THE community of Canford Heath will be celebrating its 50th anniversary on Saturday.

One of the largest housing estates in Europe, made up of private and housing association properties for young families and the elderly, Canford Heath has rapidly grown since the first house was built in 1963.

For many years gypsies had Lady Wimborne’s permission to live on the heath until Poole council bought some of the land in 1954 and sold it to developers with the proviso that the housing plots would have restricted prices for private sale to resolve the problem of a shortage of housing in the borough.

In November 1963 the housing and local government Minister Dame Evelyn Sharp opened the show house to mark the completion of stage one of the new estate in South Canford Heath built by Ruddock and Meighan.

“Every dwelling has central heating and fully fitted kitchens using hardwood and other luxury features on doors and cupboards,” reported the Echo.

The first stage of the development of 59 houses and 68 bungalows was built by the end of 1964. The Corporation offered an area of the second stage to the Hanover Housing Association, granting a 100 per cent mortgage to those on the waiting list wishing to buy a house.

Bournemouth Echo:

Mayor and Mayoress of Poole Cllr and Mrs George Drudge officially opening Carlton Homes showhouse in 1966

In 1970 five stages had been sold and 350 houses completed. The last stage was split between Woodrow Homes and Carlton Homes.

The roads were named after distinguished World War Two aviation figures, such as Bader, Gibson, Scarf, Mitchell and Kellaway.

Adastral Road got its name from the Royal Flying Corps London headquarters Ad Astra with the addition of L of the capital put at the end. Ad Astra is the RFC motto ‘to the stars’.
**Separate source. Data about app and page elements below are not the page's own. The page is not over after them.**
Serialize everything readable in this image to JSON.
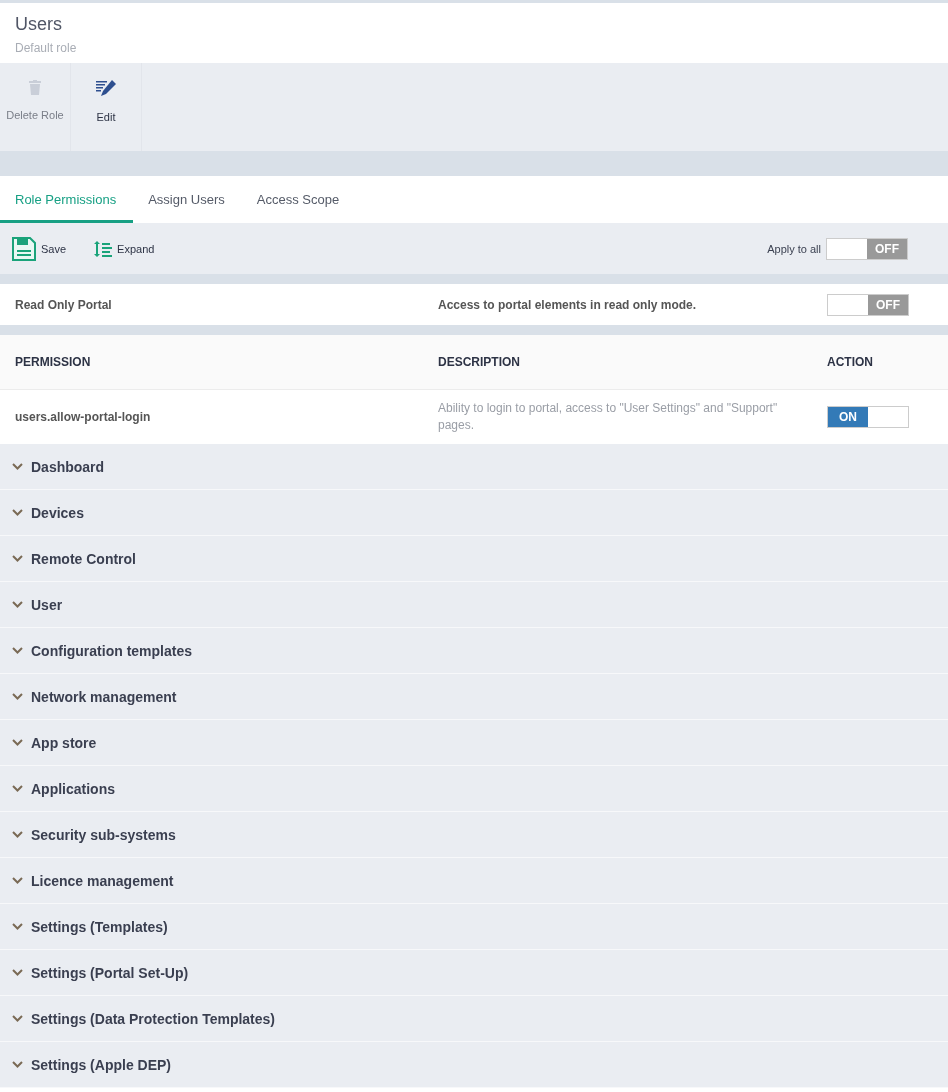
{
  "header": {
    "title": "Users",
    "subtitle": "Default role"
  },
  "toolbar": [
    {
      "kind": "delete",
      "label": "Delete Role",
      "disabled": true
    },
    {
      "kind": "edit",
      "label": "Edit",
      "disabled": false
    }
  ],
  "tabs": [
    {
      "label": "Role Permissions",
      "selected": true
    },
    {
      "label": "Assign Users",
      "selected": false
    },
    {
      "label": "Access Scope",
      "selected": false
    }
  ],
  "actions": [
    {
      "kind": "save",
      "label": "Save"
    },
    {
      "kind": "expand",
      "label": "Expand"
    }
  ],
  "apply_to_all": {
    "label": "Apply to all",
    "on": false,
    "text": "OFF"
  },
  "read_only": {
    "name": "Read Only Portal",
    "description": "Access to portal elements in read only mode.",
    "on": false,
    "text": "OFF"
  },
  "table": {
    "columns": [
      "PERMISSION",
      "DESCRIPTION",
      "ACTION"
    ],
    "rows": [
      {
        "permission": "users.allow-portal-login",
        "description": "Ability to login to portal, access to \"User Settings\" and \"Support\" pages.",
        "on": true,
        "text": "ON"
      }
    ]
  },
  "sections": [
    {
      "label": "Dashboard",
      "expanded": false
    },
    {
      "label": "Devices",
      "expanded": false
    },
    {
      "label": "Remote Control",
      "expanded": false
    },
    {
      "label": "User",
      "expanded": false
    },
    {
      "label": "Configuration templates",
      "expanded": false
    },
    {
      "label": "Network management",
      "expanded": false
    },
    {
      "label": "App store",
      "expanded": false
    },
    {
      "label": "Applications",
      "expanded": false
    },
    {
      "label": "Security sub-systems",
      "expanded": false
    },
    {
      "label": "Licence management",
      "expanded": false
    },
    {
      "label": "Settings (Templates)",
      "expanded": false
    },
    {
      "label": "Settings (Portal Set-Up)",
      "expanded": false
    },
    {
      "label": "Settings (Data Protection Templates)",
      "expanded": false
    },
    {
      "label": "Settings (Apple DEP)",
      "expanded": false
    }
  ]
}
By 1971 the new estate had a Waitrose supermarket and 12 other shops, a church with the Rev Christopher Mellor as minster, a pub run by licensee John Williams, medical and dental facilities, and William Ballard was headmaster of the new Canford heath Middle School.

The Fighter Pilot pub situated not far from the church was opened in 1970 by the Battle of Britain fighter pilot Group Captain Douglas Bader, VC, who was a teetotaller.

Bricks and mortar make buildings but Canford Heath owes its success to its residents. There was already a sense of community spirit in the early 1970s.

“Ordinary people want a place to call ‘home’ and make a go of life, make friends and put down roots,” commented the Echo in 1971.

“One of the success stories of the estate was the happy relationship between young folk and senior citizens”.

Bournemouth Echo:

The second phase of the housing development began in the early 1980s, although Hasler Road had begun to be built in 1976. Ryall Road area was the last of the development, not completed until the mid 1990s.

As the estate grew in the 1980s additional facilities were needed for the rapidly expanding population such as schools, medical care, more shops and new roads to accommodate the traffic.

Bournemouth Echo:

In September 1980 these mums on Canford Heath set up a scheme to help each other with babysitting

In 1983 the Duchess of Gloucester opened Ad Astra First School and six years later Ashdown Secondary School, an amalgamation of Seldown Boys and Ashley Cross Girls schools, was built opposite.

An environmentally friendly Haymoor Middle School with its own nature reserve and energy saving features was opened by TV botanist Dr David Bellamy in 1993.

Bournemouth Echo:

The 1980s saw another supermarket and doctor’s surgery, Haymoor pub and St Paul’s Church being built, as well as a sports centre and a Jehovah Witness Kingdom Hall.

In 1988 Canford Heath, one of the largest heathlands in Dorset, was given SSSI status which protected the heathland, a habitat for rare species such as the sand lizard, from any further development.

Bournemouth Echo:

Residents helped maintain the heath by ‘pine pulling’ and litter collecting.

In 2008 planning permission was given for homes to be built on a former landfilled site not in the SSSI area. It is currently being built and will be known as Cornelia Gardens.

As the estate has grown so has the community. There are numerous organisations within the community, connected to the church, schools, library and sports centre. It even has two dance schools.

Bournemouth Echo:

Jan Mizen, who has lived on the heath since 1973, has run Poole Majorettes and then Janson Modern Stage School for many years.

The main event organised by the community, Poole Well-being Collaborative and the Coffee House on Saturday there is a fair at Haymoor School which will be opened by the mayor of Poole, Cllr Ann Stribley, following on from a memory walk from St Paul’s Church around the roads of Canford Heath in aid of the Alzheimer’s Society and the opening of a special community garden.

Canford Heath Library also has an exhibition of old photographs from Poole Museums and there will be artwork from the schools displayed around the heath.